On March 16, 2018, the Department of the Air Force awarded Raytheon Technologies [RTX] a seven-year, $511 million contract award for operations and maintenance of the AN/FPS-108 Cobra Dane missile defense and space situational awareness radar at Eareckson Air Station in Shemya, Alaska, but BAE Systems challenged the award (Defense Daily, Apr. 6, 2018). At the time, BAE Systems told the Government Accountability Office (GAO) that it gave the Air Force “a very strong proposal, offering the best value, to address the operations, maintenance and sustainment needs outlined” in the request for proposals.

“BAE contends that the agency misevaluated proposals, failed to engage in adequate discussions and made an unreasonable selection decision,” GAO General Counsel Thomas H. Armstrong wrote in an Apr. 13, 2018 unpublished decision on the BAE Systems’ challenge. “Subsequent to the filing of this protest, the agency advised our office that it intends to reopen discussions, solicit, obtain and evaluate revised proposals, and make a new selection decision. The agency’s proposed corrective action renders the protest academic. We do not consider academic protests because to do so would serve no useful public policy purpose…The protest is dismissed.”

Last week, Defense Daily asked GAO for the decision, and the agency emailed the unpublished, so-called “nondigested” decision to Defense Daily on Jan. 18. GAO said that it does not retain “nondigested” decision information older than one year on the GAO website section devoted to bid protests and bid protest decisions.

The terms of the 2018 Raytheon contract cover work until 2025.

Cobra Dane “was operationally fielded in 1977 and later underwent a major system modernization program that was completed in 1993,” Space Force said, adding that the radar “is undergoing a number of modernization and mini service life extension program (SLEP) efforts” for its missions, which also comprise cataloging near-earth orbiting satellites, including space debris, and providing early observation of “new foreign launches.”

Space Force has said that Cobra Dane operations may last until 2030 and that the $1.6 billion Space Fence radar system by Lockheed Martin [LMT] is to take on many of Cobra Dane’s roles. Located on Kwajalein Atoll in the Marshall Islands, the solid-state S-band Space Fence radar system achieved initial operational capability on March 27, 2020.

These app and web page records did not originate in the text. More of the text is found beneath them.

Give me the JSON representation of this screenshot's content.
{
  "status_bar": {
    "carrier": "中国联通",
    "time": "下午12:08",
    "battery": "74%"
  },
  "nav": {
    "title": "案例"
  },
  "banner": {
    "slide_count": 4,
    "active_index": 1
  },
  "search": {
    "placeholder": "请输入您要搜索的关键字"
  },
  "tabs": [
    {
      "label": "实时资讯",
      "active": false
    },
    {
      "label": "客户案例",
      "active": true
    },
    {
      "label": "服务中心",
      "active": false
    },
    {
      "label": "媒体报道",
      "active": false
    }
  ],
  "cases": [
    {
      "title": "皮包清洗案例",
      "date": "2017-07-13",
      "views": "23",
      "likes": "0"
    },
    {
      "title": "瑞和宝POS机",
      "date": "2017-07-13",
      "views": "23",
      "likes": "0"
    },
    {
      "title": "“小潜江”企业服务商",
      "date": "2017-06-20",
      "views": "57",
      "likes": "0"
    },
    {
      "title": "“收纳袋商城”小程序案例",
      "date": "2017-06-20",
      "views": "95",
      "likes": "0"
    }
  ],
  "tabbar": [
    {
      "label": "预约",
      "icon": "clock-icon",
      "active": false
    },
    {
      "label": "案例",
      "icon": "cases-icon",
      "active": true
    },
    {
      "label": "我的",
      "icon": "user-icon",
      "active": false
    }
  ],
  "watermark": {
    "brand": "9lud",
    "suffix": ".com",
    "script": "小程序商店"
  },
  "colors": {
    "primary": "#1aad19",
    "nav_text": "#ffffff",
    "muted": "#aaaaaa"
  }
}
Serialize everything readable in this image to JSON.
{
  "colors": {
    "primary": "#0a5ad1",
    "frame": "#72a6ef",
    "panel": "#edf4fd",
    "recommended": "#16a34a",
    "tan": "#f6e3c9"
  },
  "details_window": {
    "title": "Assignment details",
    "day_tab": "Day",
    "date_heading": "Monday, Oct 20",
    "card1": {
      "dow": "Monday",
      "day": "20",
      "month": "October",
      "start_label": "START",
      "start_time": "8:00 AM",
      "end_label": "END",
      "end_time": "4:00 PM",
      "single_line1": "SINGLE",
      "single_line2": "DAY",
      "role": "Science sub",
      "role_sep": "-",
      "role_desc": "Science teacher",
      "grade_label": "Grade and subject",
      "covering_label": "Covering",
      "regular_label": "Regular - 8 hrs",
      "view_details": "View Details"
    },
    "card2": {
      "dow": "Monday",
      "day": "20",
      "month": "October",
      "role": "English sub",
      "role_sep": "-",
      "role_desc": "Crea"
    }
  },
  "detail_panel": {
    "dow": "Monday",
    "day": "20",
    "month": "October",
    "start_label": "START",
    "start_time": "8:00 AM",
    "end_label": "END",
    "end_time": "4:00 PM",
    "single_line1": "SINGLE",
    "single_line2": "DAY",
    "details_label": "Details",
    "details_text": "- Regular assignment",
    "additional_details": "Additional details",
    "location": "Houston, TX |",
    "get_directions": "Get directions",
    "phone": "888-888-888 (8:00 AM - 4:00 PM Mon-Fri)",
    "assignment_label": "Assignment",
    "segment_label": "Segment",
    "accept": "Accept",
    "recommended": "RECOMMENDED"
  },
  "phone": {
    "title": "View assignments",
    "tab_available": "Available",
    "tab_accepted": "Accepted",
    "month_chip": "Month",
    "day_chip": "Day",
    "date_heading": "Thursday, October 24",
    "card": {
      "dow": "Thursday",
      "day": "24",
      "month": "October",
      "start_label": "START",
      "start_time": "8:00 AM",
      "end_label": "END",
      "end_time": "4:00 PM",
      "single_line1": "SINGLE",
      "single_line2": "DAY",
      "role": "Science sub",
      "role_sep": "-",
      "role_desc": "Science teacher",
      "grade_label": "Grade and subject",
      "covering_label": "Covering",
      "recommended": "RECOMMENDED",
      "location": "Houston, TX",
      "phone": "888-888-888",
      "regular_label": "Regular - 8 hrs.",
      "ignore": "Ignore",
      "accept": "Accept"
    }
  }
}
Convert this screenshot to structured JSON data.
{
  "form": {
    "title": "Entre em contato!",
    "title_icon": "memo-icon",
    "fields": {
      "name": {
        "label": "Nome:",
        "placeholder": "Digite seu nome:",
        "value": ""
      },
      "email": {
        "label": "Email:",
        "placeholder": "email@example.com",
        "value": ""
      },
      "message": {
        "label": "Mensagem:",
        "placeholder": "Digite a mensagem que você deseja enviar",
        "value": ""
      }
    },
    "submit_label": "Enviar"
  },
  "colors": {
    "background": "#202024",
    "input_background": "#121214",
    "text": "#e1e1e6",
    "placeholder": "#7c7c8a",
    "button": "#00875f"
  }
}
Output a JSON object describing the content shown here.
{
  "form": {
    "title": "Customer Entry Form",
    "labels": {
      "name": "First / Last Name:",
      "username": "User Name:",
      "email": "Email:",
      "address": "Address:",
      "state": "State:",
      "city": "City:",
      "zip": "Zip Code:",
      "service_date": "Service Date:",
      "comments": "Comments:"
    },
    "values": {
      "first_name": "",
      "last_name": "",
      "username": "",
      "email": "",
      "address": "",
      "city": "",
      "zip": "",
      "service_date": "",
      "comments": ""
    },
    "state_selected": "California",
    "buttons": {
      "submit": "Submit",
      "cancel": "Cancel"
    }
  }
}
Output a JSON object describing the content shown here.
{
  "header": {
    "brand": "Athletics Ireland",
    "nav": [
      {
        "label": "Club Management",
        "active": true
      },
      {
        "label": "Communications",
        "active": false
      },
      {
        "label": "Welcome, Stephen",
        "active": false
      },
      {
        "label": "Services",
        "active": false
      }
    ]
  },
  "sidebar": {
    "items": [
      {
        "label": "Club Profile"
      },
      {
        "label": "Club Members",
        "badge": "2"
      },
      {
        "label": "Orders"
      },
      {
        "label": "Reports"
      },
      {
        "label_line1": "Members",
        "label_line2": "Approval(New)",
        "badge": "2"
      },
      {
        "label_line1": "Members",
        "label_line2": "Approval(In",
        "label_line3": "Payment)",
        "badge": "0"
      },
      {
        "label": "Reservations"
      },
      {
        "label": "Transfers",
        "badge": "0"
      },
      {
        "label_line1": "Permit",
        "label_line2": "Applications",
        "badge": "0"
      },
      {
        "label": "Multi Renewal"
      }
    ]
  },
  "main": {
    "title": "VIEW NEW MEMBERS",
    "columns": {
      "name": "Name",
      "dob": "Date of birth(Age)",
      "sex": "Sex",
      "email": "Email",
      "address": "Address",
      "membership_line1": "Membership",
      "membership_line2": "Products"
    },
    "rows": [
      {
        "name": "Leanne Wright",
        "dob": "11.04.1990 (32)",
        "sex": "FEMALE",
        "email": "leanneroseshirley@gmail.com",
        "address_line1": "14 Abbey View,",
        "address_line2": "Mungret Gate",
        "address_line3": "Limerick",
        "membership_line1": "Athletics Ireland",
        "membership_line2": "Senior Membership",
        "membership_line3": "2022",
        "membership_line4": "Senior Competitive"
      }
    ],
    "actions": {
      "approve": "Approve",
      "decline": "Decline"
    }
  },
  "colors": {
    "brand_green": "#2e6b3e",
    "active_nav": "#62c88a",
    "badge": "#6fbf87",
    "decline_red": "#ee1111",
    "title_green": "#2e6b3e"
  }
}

Cobra Dane’s “mission equipment and associated sustainment suites consist of a mix of unique, custom-built components that are increasingly difficult to maintain on a 45-year-old radar due to non-availability of replacement parts,” Space Force said last year. “Subsystems are no longer supported by the original equipment manufacturers. In addition, transmitter groups, traveling wave tubes, time delay units and all associated components and spares require replacement. Due to the limited demand rates for spares, and indefinite system lifespan, life-of-type buys may be required to support this weapon system. Without these replacements, there is a high risk that equipment failures will cause unacceptable mission downtime. Funding may be used to address Diminishing Manufacturing Sources (DMS) issues.”

Sen. Dan Sullivan (R-Alaska) has pushed for extending the life of Cobra Dane, as the Pentagon considers radar modernization options for countering Russian and Chinese hypersonic missiles.